Kathryn Burns Continues to Advocate for Hollywood Choreographers as President of the New Choreographers Guild

August 31, 2022

Flip between channels or streaming services long enough, and you’re bound to come across the choreography of Kathryn Burns. Most known for her work on the musical comedy series “Crazy Ex-Girlfriend,” Burns’ TV credits include “Key & Peele,” “The Morning Show,” “The Simpsons,” “The Afterparty,” “Dancing with the Stars” and many more—plus music videos, movies and stage productions, including the recent new musical A Wicked Soul in Cherry Hill, at the Geffen Playhouse.  

While Burns’ resumé tells the story of an extensive choreographic career, you don’t always know you’re watching her work when you see it. That’s because choreographers working in television and movies often don’t receive appropriate credit—not to mention proper protection and payment—as they are usually the only non-unionized creative leads on set. Burns is working to change that as president of the Choreographers Guild, which she recently launched with a group of industry choreographers.

What was the impetus for forming the Choreographers Guild?

Choreographers that work in TV, film, commercials, music videos and live tours don’t have a collective-bargaining agreement. In the ‘30s, we were a part of the Directors Guild of America—we used to be dance directors, which really makes sense. Now, when somebody thinks of choreographers, they just think about it as steps. But when you’re making this dance scene happen, you might be casting it, talking about shots with the director, reading through the script. It’s a lot of work. And because we haven’t been unionized, there’s no health care, no pension, no base minimum, no protections. There’s been a group of people working on this across the decades—there were significant efforts­ in the ‘90s. I got involved five years ago with the Choreographers Alliance, where we were working closely with SAG-AFTRA trying to get a contract together. That’s where we met Steve Sidawi, who has been volunteering his time leading this. 
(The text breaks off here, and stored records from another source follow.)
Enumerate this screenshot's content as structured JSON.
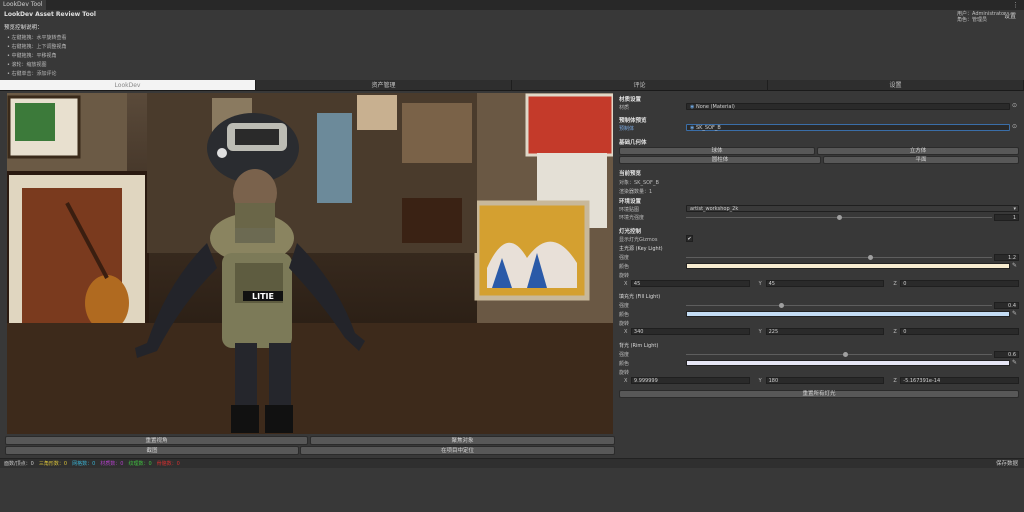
{
  "window": {
    "tab_label": "LookDev Tool"
  },
  "app": {
    "title": "LookDev Asset Review Tool",
    "user_line": "用户：Administrator",
    "role_line": "角色：管理员",
    "settings_label": "设置"
  },
  "instructions": {
    "title": "预览控制说明：",
    "items": [
      "• 左键拖拽：水平旋转查看",
      "• 右键拖拽：上下调整视角",
      "• 中键拖拽：平移视角",
      "• 滚轮：缩放视图",
      "• 右键单击：添加评论"
    ]
  },
  "tabs": [
    "LookDev",
    "资产管理",
    "评论",
    "设置"
  ],
  "viewport": {
    "patch_text": "LITIE"
  },
  "viewport_buttons": {
    "reset_view": "重置视角",
    "focus_object": "聚焦对象",
    "screenshot": "截图",
    "locate_in_project": "在项目中定位"
  },
  "status_stats": [
    {
      "text": "面数/顶点：0",
      "color": "#c9c9c9"
    },
    {
      "text": "三角形数：0",
      "color": "#d9c23a"
    },
    {
      "text": "网格数：0",
      "color": "#3ab0d0"
    },
    {
      "text": "材质数：0",
      "color": "#b040c8"
    },
    {
      "text": "纹理数：0",
      "color": "#40c040"
    },
    {
      "text": "骨骼数：0",
      "color": "#d03030"
    }
  ],
  "save_stats_label": "保存数据",
  "panel": {
    "material_section": "材质设置",
    "material_label": "材质",
    "material_value": "None (Material)",
    "prefab_section": "预制体预览",
    "prefab_label": "预制体",
    "prefab_value": "SK_SOF_B",
    "basic_geo_section": "基础几何体",
    "geo_buttons": [
      "球体",
      "立方体",
      "圆柱体",
      "平面"
    ],
    "current_preview_section": "当前预览",
    "object_line": "对象：SK_SOF_B",
    "render_count_line": "渲染器数量：1",
    "env_section": "环境设置",
    "env_map_label": "环境贴图",
    "env_map_value": "artist_workshop_2k",
    "env_intensity_label": "环境光强度",
    "env_intensity_value": "1",
    "env_intensity": 1.0,
    "light_section": "灯光控制",
    "gizmo_label": "显示灯光Gizmos",
    "gizmo_on": true,
    "key_light": {
      "title": "主光源 (Key Light)",
      "intensity_value": "1.2",
      "intensity_fraction": 0.6,
      "color": "#f7ecd0",
      "x": "45",
      "y": "45",
      "z": "0"
    },
    "fill_light": {
      "title": "填充光 (Fill Light)",
      "intensity_value": "0.4",
      "intensity_fraction": 0.31,
      "color": "#c4ddf5",
      "x": "340",
      "y": "225",
      "z": "0"
    },
    "rim_light": {
      "title": "背光 (Rim Light)",
      "intensity_value": "0.6",
      "intensity_fraction": 0.52,
      "color": "#e6e6f5",
      "x": "9.999999",
      "y": "180",
      "z": "-5.167391e-14"
    },
    "intensity_label": "强度",
    "color_label": "颜色",
    "rotation_label": "旋转",
    "reset_lights_label": "重置所有灯光",
    "axis_x": "X",
    "axis_y": "Y",
    "axis_z": "Z"
  }
}
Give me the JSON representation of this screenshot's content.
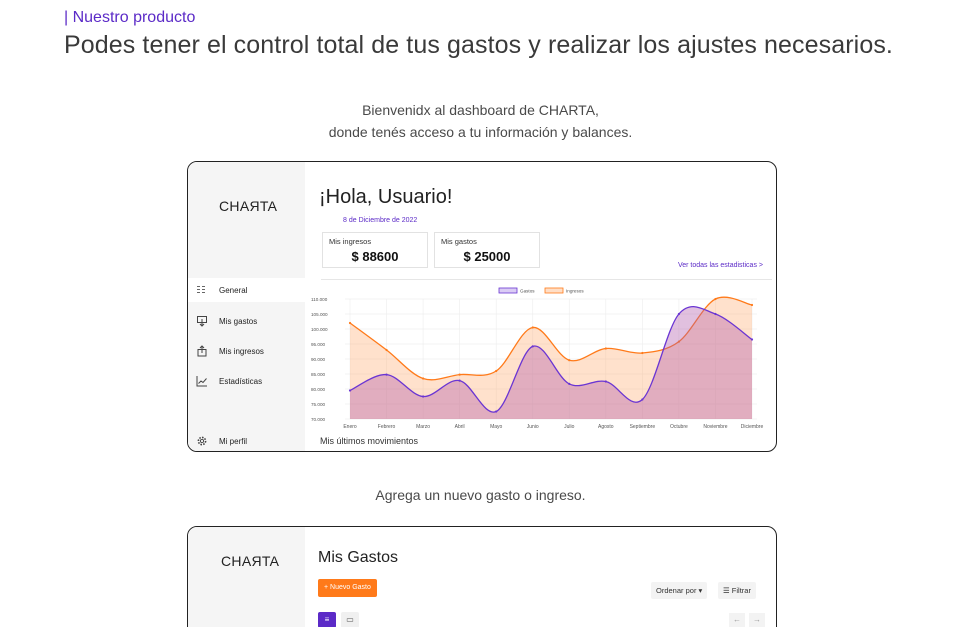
{
  "section": {
    "kicker": "| Nuestro producto",
    "headline": "Podes tener el control total de tus gastos y realizar los ajustes necesarios.",
    "intro_line1": "Bienvenidx al dashboard de CHARTA,",
    "intro_line2": "donde tenés acceso a tu información y balances.",
    "caption2": "Agrega un nuevo gasto o ingreso."
  },
  "dashboard": {
    "logo": "CHAЯTA",
    "nav": [
      {
        "label": "General",
        "icon": "grid-icon"
      },
      {
        "label": "Mis gastos",
        "icon": "download-icon"
      },
      {
        "label": "Mis ingresos",
        "icon": "upload-icon"
      },
      {
        "label": "Estadísticas",
        "icon": "trend-icon"
      },
      {
        "label": "Mi perfil",
        "icon": "gear-icon"
      }
    ],
    "greeting": "¡Hola, Usuario!",
    "date": "8 de Diciembre de 2022",
    "cards": [
      {
        "label": "Mis ingresos",
        "amount": "$ 88600"
      },
      {
        "label": "Mis gastos",
        "amount": "$ 25000"
      }
    ],
    "stats_link": "Ver todas las estadisticas >",
    "recent_title": "Mis últimos movimientos",
    "colors": {
      "purple": "#6a35d3",
      "orange": "#ff7a1a"
    }
  },
  "chart_data": {
    "type": "area",
    "categories": [
      "Enero",
      "Febrero",
      "Marzo",
      "Abril",
      "Mayo",
      "Junio",
      "Julio",
      "Agosto",
      "Septiembre",
      "Octubre",
      "Noviembre",
      "Diciembre"
    ],
    "y_tick_labels": [
      "110.000",
      "105.000",
      "100.000",
      "95.000",
      "90.000",
      "85.000",
      "80.000",
      "75.000",
      "70.000"
    ],
    "ylim": [
      70000,
      110000
    ],
    "legend": "top-center",
    "series": [
      {
        "name": "Gastos",
        "color": "#6a35d3",
        "values": [
          79500,
          84800,
          77500,
          82800,
          72500,
          94200,
          81700,
          82500,
          76500,
          105000,
          105000,
          96500
        ]
      },
      {
        "name": "Ingresos",
        "color": "#ff7a1a",
        "values": [
          102000,
          93000,
          83500,
          84800,
          86000,
          100500,
          89600,
          93500,
          92000,
          95800,
          110000,
          108000
        ]
      }
    ]
  },
  "expenses": {
    "logo": "CHAЯTA",
    "title": "Mis Gastos",
    "new_button": "+ Nuevo Gasto",
    "sort_label": "Ordenar por ▾",
    "filter_label": "☰ Filtrar",
    "list_icon": "≡",
    "grid_icon": "▭",
    "prev": "←",
    "next": "→"
  }
}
During the pandemic, I was like, “Let’s go on the Clubhouse app,” because­ I realized that there’s such a hole in what people know. Hundreds of choreographers came, and we’ve been talking ever since. We officially formed the Guild several months ago, and there’s so much legal work and strategy that has to go into it. It’s more like a grassroots political campaign, if you think about how it needs to grow. 

What has your role been so far?

I think I’ve just been the stubborn one. I saw the rates declining—choreographers for major network TV shows are getting paid less than the dancers. The entertainment industry really needs a lot of education about how vital choreographers are, because right now it’s feeling like we’re invisible. They have no idea of all the things we do behind the scenes to just make a shootable dance scene. 

Have you seen any shifts in the indus­try since launching the Guild?

A union or guild in its most simple form is us talking to each other. “What did you get?” “What was your rate?” “What were your hours?” “How did they treat you?” I had a conversation with someone who works in Atlanta, and she was like, “You get paid for casting?” I was like, “Yes, of course. I’m on my computer for days trying to cast it, and that isn’t free work.” So that is already impactful, so we’re not on these islands by ourselves. 

What are some of your goals for the Guild?

The simple goal is that choreographers can show up and not have to use their bargaining power for basic working minimums that all our creative peers already have. They can use their bargaining power to work on their rate, or increase their credit. The amount of times I’ve done big jobs—Oscar-winning jobs—and I didn’t make the screen. When I choreographed a whole number; minutes of the film. Everyone else is listed—wig styling, catering, drivers—but somehow, choreographers are left out.